Input data:
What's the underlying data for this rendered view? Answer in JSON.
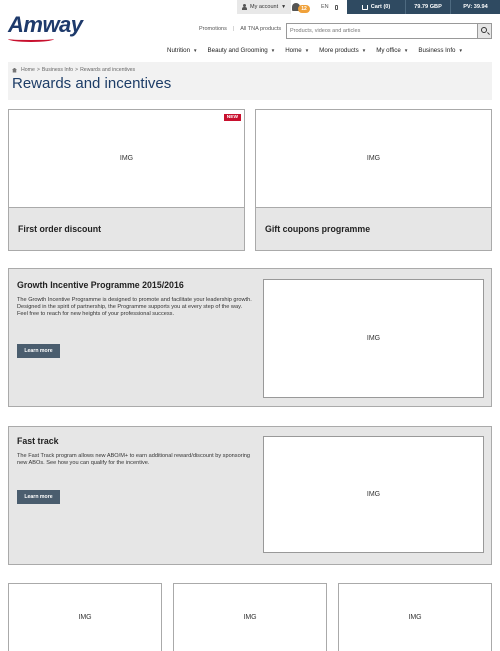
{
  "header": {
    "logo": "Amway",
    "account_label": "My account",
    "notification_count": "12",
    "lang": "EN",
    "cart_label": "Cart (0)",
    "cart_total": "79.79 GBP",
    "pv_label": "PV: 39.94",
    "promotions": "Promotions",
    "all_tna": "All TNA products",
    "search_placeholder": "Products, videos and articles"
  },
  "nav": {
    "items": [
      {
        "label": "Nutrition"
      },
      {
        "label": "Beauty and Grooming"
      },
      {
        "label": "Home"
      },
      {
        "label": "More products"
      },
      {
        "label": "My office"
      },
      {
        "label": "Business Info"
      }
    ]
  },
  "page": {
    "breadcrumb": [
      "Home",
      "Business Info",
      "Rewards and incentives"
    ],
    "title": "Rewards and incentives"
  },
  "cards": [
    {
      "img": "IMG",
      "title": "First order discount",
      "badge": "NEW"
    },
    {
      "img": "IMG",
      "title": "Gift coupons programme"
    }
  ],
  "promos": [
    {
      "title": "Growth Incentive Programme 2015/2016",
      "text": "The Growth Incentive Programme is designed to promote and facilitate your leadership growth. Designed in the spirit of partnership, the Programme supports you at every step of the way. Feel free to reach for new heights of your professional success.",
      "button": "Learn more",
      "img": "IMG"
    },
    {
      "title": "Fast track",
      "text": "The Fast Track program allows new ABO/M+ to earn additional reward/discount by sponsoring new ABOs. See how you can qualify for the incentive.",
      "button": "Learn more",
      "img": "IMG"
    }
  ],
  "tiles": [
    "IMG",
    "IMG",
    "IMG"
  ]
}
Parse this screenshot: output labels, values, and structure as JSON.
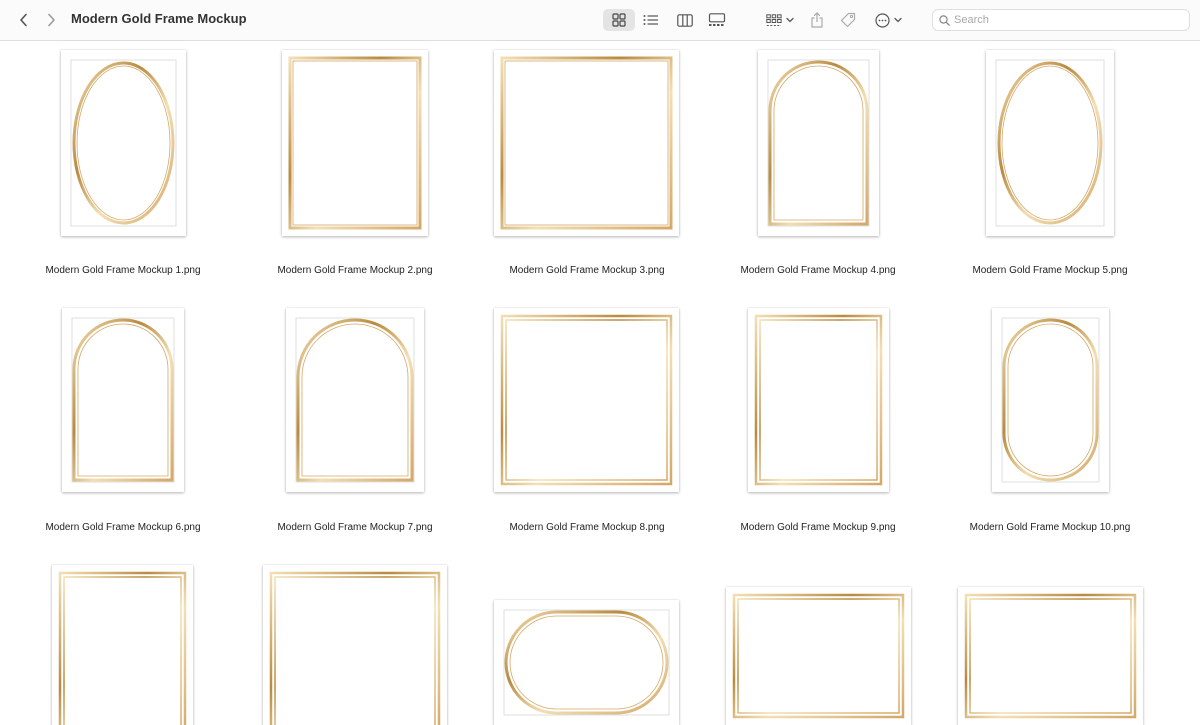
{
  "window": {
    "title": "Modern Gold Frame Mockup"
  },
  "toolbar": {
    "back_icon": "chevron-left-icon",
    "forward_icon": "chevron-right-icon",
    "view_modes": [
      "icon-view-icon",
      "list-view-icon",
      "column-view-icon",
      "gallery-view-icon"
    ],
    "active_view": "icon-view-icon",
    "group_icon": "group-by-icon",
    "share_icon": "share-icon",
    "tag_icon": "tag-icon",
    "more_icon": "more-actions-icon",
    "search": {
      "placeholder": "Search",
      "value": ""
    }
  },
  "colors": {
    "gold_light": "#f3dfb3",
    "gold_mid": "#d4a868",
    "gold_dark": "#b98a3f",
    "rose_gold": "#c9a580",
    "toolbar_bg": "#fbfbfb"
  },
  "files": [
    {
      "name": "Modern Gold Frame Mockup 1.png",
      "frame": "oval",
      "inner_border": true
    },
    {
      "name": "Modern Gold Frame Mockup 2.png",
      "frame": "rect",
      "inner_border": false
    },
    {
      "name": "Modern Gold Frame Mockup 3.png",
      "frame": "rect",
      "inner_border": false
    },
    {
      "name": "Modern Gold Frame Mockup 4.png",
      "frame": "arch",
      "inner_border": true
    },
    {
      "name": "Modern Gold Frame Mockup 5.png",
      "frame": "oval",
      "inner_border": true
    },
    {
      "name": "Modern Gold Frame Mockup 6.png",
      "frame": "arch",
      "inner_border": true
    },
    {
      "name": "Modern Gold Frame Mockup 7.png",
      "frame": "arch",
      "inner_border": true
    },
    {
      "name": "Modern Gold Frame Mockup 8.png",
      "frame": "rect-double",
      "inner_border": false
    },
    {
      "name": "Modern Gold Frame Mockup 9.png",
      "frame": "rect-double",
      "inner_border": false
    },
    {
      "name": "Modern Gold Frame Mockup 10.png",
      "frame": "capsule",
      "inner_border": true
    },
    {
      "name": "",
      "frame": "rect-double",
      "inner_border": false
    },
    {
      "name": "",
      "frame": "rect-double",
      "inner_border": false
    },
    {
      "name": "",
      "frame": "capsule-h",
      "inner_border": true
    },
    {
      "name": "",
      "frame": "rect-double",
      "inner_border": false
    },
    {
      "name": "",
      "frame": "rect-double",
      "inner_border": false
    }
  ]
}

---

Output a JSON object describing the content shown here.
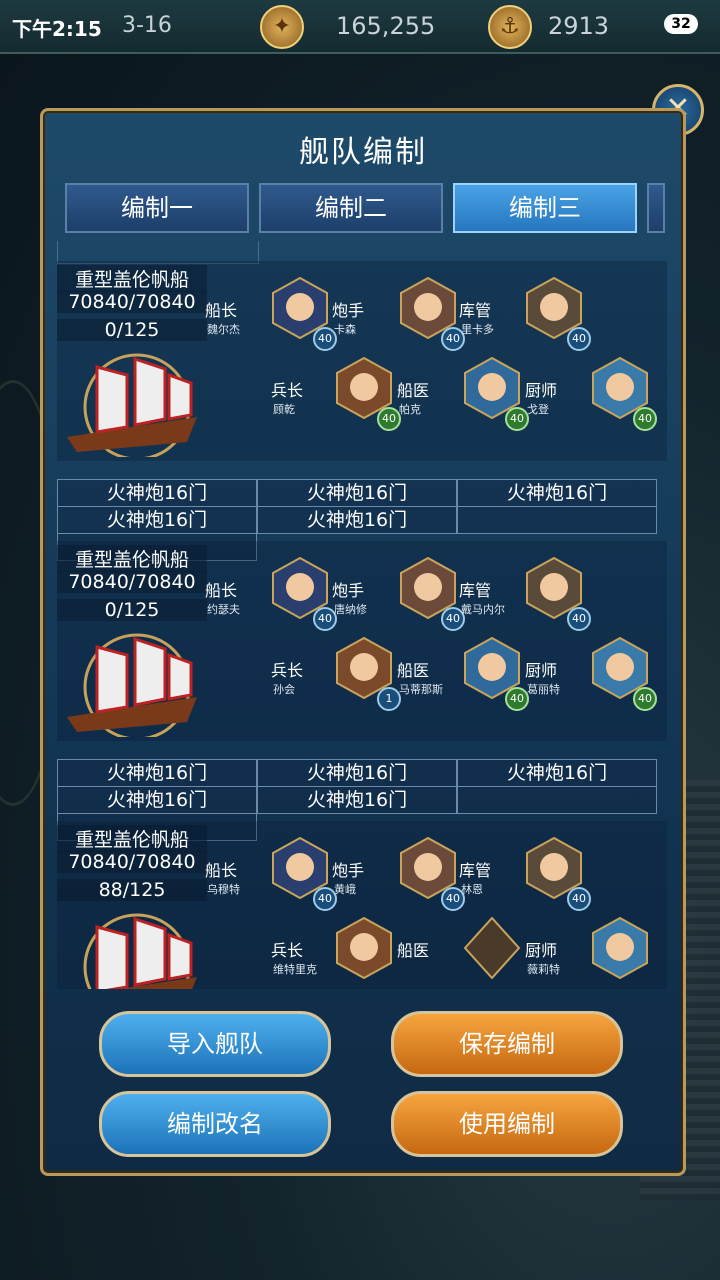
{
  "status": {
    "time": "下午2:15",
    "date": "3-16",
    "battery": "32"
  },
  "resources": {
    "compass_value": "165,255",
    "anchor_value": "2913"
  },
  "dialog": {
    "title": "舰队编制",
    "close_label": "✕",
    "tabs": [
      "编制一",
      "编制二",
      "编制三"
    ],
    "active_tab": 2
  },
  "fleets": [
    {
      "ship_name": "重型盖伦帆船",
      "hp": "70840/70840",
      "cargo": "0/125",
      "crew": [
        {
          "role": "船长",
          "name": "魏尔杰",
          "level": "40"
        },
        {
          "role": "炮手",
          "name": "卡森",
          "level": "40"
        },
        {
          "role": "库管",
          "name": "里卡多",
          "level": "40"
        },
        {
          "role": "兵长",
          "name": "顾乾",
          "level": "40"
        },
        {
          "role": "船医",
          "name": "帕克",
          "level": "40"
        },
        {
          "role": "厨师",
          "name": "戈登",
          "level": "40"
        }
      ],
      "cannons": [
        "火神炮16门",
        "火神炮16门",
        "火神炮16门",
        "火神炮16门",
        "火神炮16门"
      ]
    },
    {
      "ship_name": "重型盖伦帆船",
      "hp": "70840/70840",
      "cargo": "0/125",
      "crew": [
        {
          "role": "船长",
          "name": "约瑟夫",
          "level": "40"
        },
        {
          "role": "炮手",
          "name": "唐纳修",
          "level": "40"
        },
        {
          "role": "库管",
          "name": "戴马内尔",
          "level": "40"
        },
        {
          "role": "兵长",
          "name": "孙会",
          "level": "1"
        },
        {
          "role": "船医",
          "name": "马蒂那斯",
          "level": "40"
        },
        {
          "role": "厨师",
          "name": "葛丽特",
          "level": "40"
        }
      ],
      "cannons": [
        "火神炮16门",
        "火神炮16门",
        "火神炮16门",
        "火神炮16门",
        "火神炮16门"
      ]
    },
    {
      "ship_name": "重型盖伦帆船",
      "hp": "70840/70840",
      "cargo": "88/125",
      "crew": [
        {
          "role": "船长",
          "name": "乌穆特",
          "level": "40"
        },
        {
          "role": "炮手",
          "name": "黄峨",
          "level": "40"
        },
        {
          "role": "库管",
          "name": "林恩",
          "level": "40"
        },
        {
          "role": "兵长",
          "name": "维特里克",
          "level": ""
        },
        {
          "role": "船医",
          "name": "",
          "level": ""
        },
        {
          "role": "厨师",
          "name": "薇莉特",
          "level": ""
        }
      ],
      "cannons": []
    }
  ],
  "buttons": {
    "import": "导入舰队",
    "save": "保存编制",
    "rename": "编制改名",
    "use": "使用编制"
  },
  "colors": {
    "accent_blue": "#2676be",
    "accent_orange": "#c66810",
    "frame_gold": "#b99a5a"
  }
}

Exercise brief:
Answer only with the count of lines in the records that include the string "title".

Your response:
7